Washington, Oct 15 : Researchers from Carnegie Mellon University's Robotics Institute, NASA and other organizations will test a robot designed for lunar prospecting, on Hawaii's Mauna Kea.
During the field experiment from November 1-13, the robot called Scarab will simulate a lunar mission to extract water, hydrogen, oxygen and other compounds that could potentially be mined for use by future lunar explorers.
The four-wheeled robot will trek to different sites, using a Canadian-built drill to obtain a one-meter geologic core at each site.
On-board instruments developed by NASA will chemically analyze each core.
"People will not return to the moon for prolonged stays unless we can find resources there to help sustain them," said University Professor William Whittaker, director of the Robotics Institute's Field Robotics Center.
"The technology being developed for Scarab will help locate whatever water or resources might exist on the moon as we seek out the raw materials for a new age of exploration," he added.
It serves as a terrestrial testbed for technologies that would be used to explore craters at the moon's southern pole, where a robot would operate in perpetual darkness at temperatures of minus 385 degrees Fahrenheit.
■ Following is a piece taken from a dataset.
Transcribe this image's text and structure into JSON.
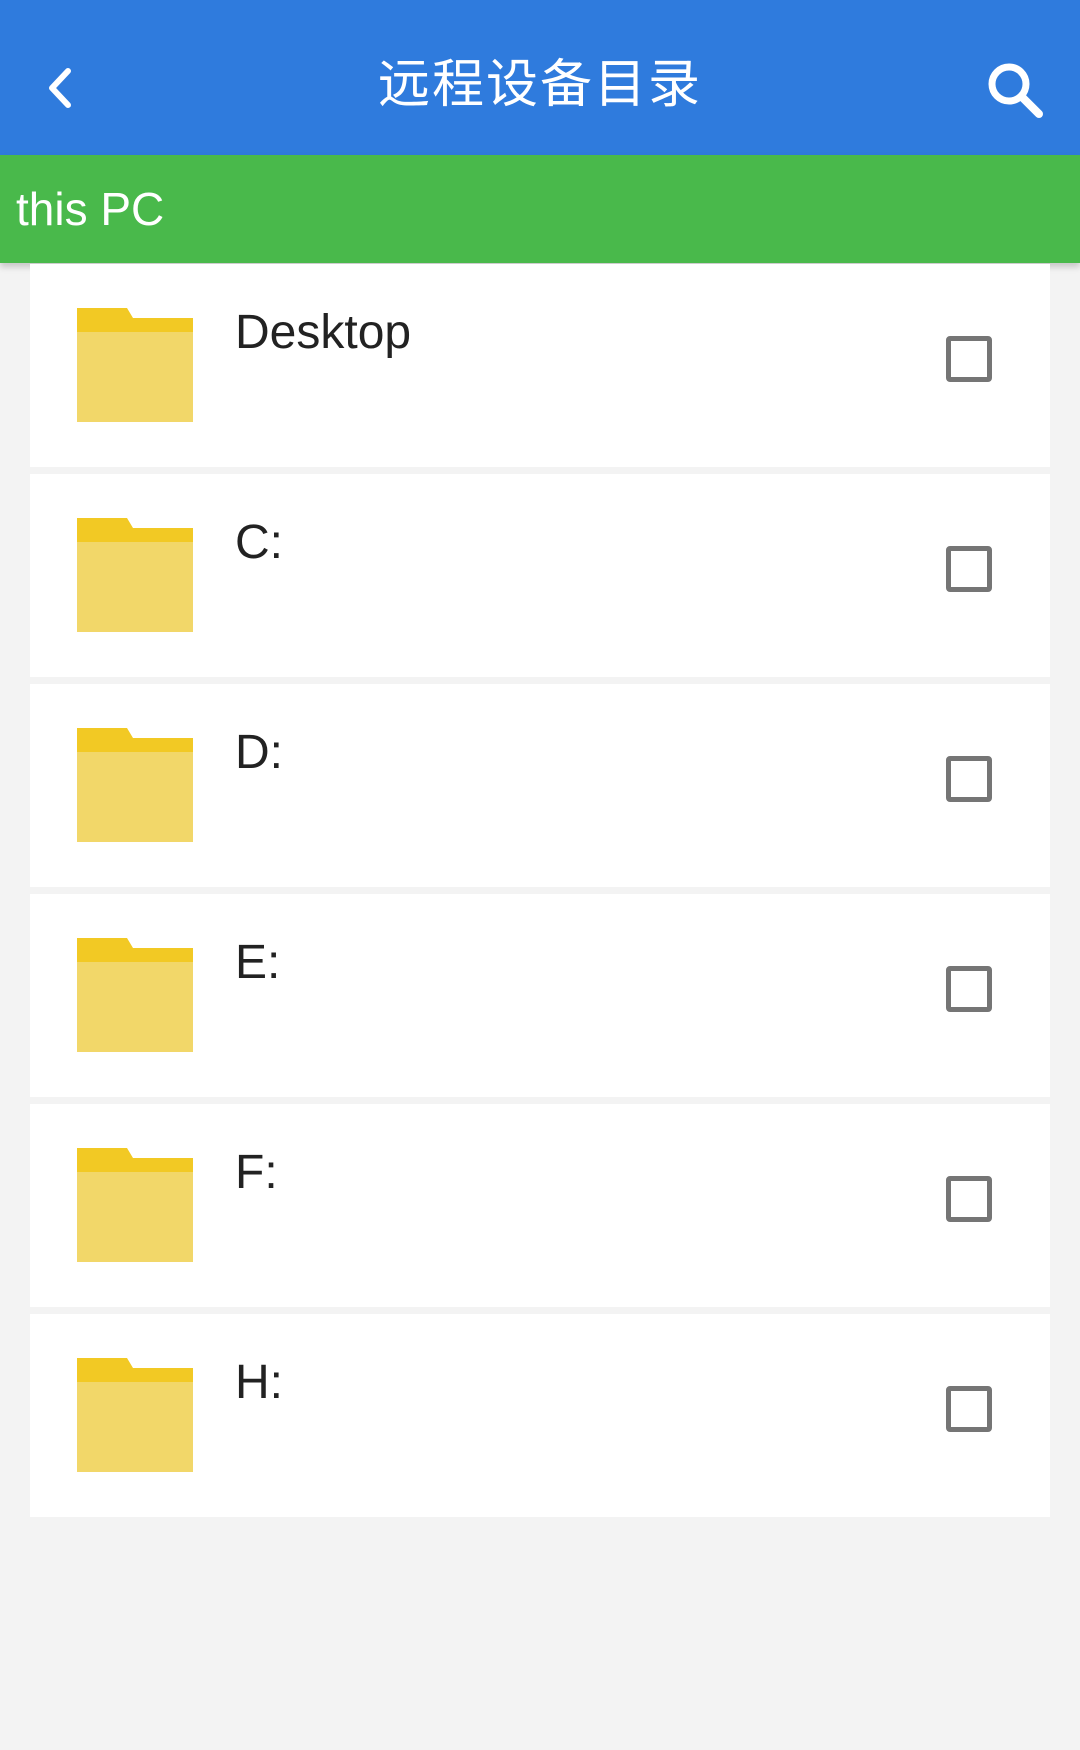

The rover features a novel rocker-arm suspension that enables it to negotiate sandy, rock-strewn inclines and to lower its 5 1/2-foot by 3-foot body to the ground for drilling operations.
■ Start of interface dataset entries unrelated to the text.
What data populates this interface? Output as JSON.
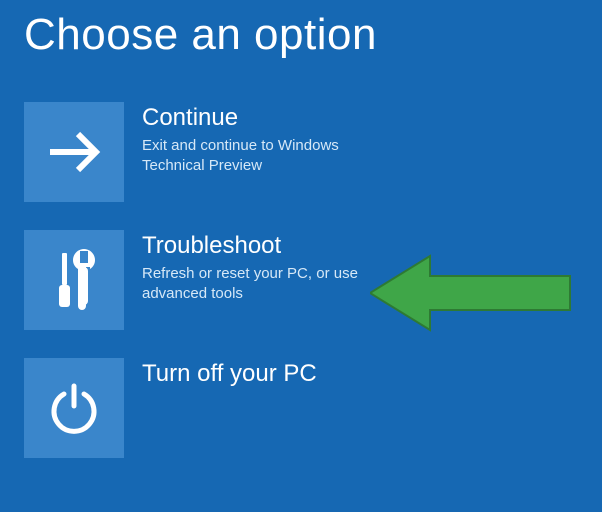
{
  "title": "Choose an option",
  "options": {
    "continue": {
      "title": "Continue",
      "desc": "Exit and continue to Windows Technical Preview"
    },
    "troubleshoot": {
      "title": "Troubleshoot",
      "desc": "Refresh or reset your PC, or use advanced tools"
    },
    "poweroff": {
      "title": "Turn off your PC",
      "desc": ""
    }
  },
  "colors": {
    "bg": "#1668b3",
    "tile": "#3a86cb",
    "arrow": "#3fa648"
  }
}
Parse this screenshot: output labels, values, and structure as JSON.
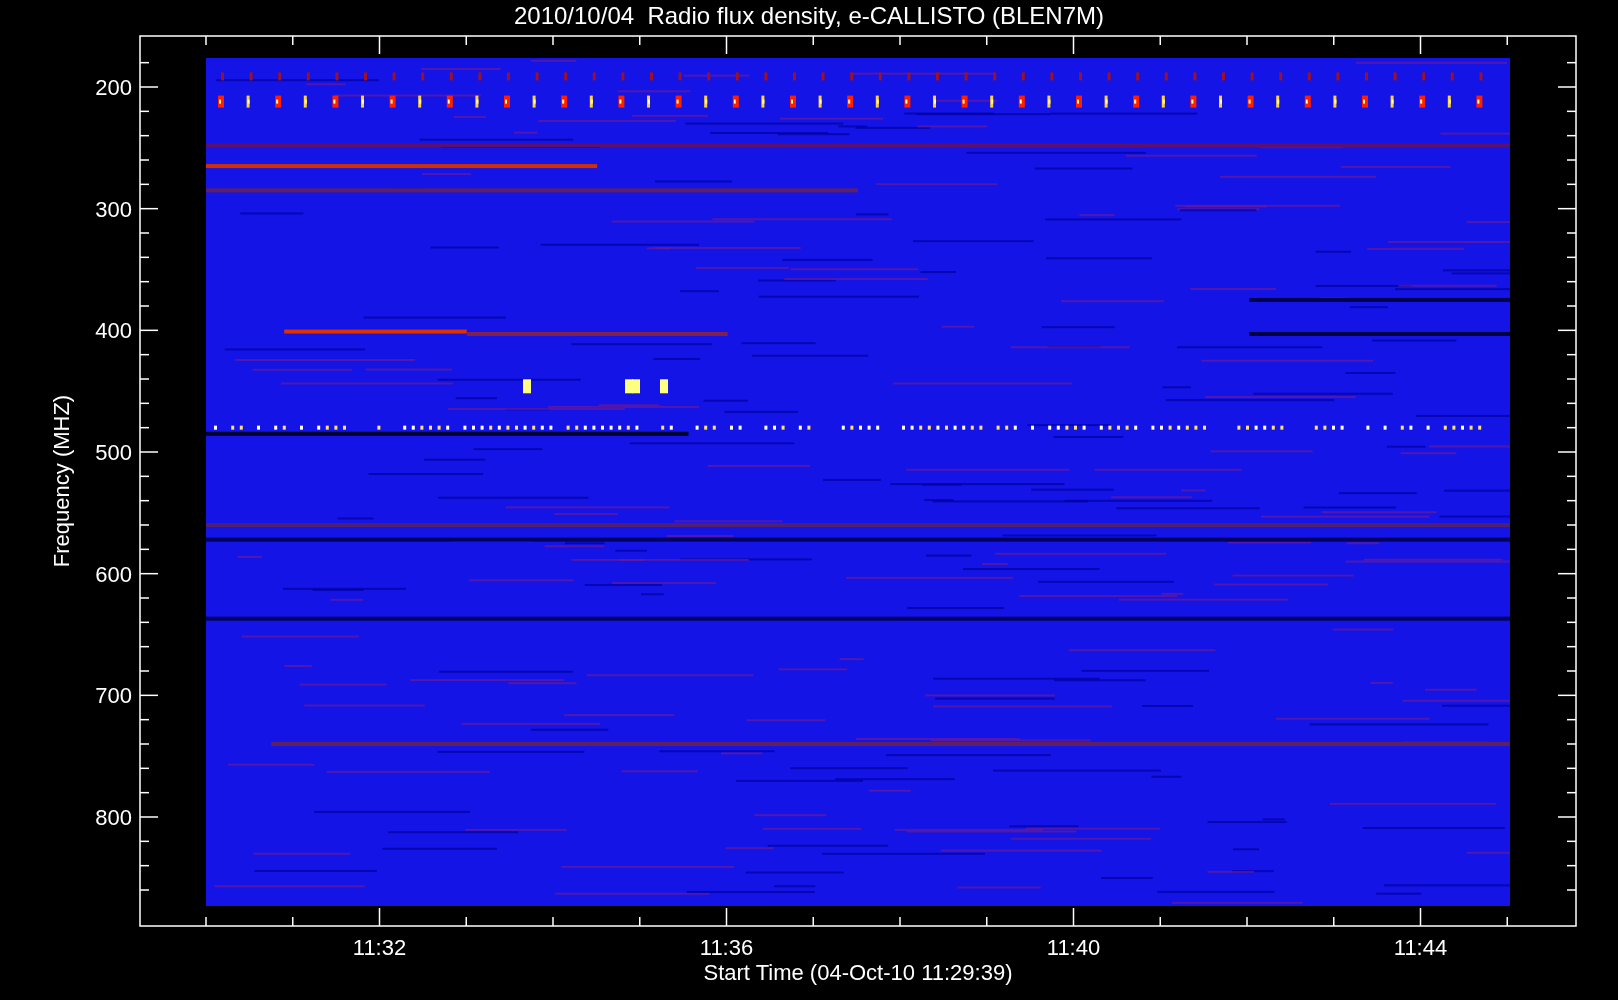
{
  "title": "2010/10/04  Radio flux density, e-CALLISTO (BLEN7M)",
  "y_axis": {
    "label": "Frequency (MHZ)",
    "ticks": [
      "200",
      "300",
      "400",
      "500",
      "600",
      "700",
      "800"
    ]
  },
  "x_axis": {
    "label": "Start Time (04-Oct-10 11:29:39)",
    "ticks": [
      "11:32",
      "11:36",
      "11:40",
      "11:44"
    ]
  }
}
Scarab weighs 400 kilograms (about 880 pounds) and can operate on just 100 watts of power.
"Last year, we demonstrated Scarab's unique maneuverability and its ability to navigate autonomously," said David Wettergreen, associate research professor of robotics and project leader.
"This year, we reconfigured Scarab to accommodate a rock sample analysis payload developed by NASA. Now, it is a complete robotic system for exploring the lunar poles and prospecting for resources," he added.
Scarab is outfitted with a drill assembly built by the Northern Centre for Advanced Technology Inc. (Norcat) in Sudbury, Ontario. The drill takes hours to cut a one-meter core into a dense layer of weathered rock and soil, known as regolith.
The core is then transferred into another Norcat device that pulverizes it, about one foot at a time.
The crushed rock and soil drops into the Regolith and Environment Science and Oxygen and Lunar Volatile Extraction (RESOLVE) experiment being developed by NASA's In Situ Resource Utilization (ISRU) program.
Inside RESOLVE's heating chamber, the sample is heated to 900 degrees Celsius.
Gases released by the heat are transported to a gas chromatograph, an instrument that identifies individual chemicals and their relative abundance, and to absorption beds, each of which measures a particular compound of interest.
It takes up to 20 hours to analyze an entire one-meter core.